Please help me to interpret this graph in terms of correlation type. Which type involves two vectors in directions observed below (see graph screenshot)? Thanks in advance.

• Check the updated graph. For now I'm saying that y1 and y2 content is directly correlated to the lower content of X. when X is lower, the y1 content decrease while the y2 increase. – Apopei Andrei Ionut Feb 21 '14 at 13:51
• What are y1 and y2 then? Are they separate variables? And what are the dots? Do their coordinates represent observations of two different variables or three? If three, how can one tell the difference? And why do the vectors pass outside the observations rather than through them? – Nick Stauner Feb 21 '14 at 13:56
• y1/(y1+y2) (which is equivalent to that representation y1 and y2) - are to variables on the y-axis, an the third on x-axis. Dots represents the projected values of y1/(y1+y2) vs x. The vectors represent the trend. – Apopei Andrei Ionut Feb 22 '14 at 17:19

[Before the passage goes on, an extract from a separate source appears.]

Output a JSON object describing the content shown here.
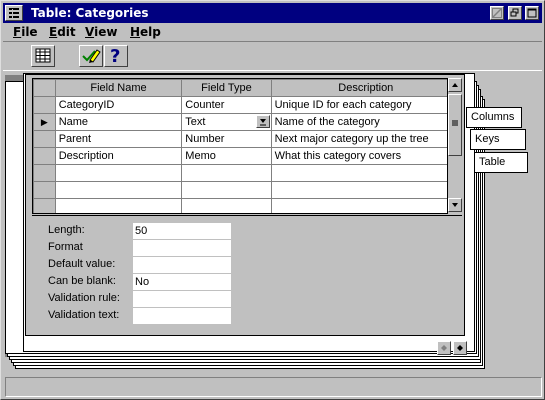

• If your y axis is the ratio of two dependent variables, you may wish to also consider graphing them separately, or using other methods to look at the relationship between all three. The change in variation of the data with x may indicate that ONE of the y values is correlated with x, and it becomes more dominant in the total and the ratio at higher x values. But you can't say for sure just based on this plot. – AmeliaBR Feb 23 '14 at 21:10

Assuming the dots are your observations, the vectors seem to express upper and lower bounds on the range of $y$ as a function of $x$. The correlation appears weakly negative at a glance, but I wouldn't really trust my eyeballs to estimate Pearson's $r$. What does seem clear enough is that $y$ exhibits across $x$. Wikipedia's Consequences section may be of further interest to you. See also for comparison Wikipedia's plot with random data showing heteroscedasticity: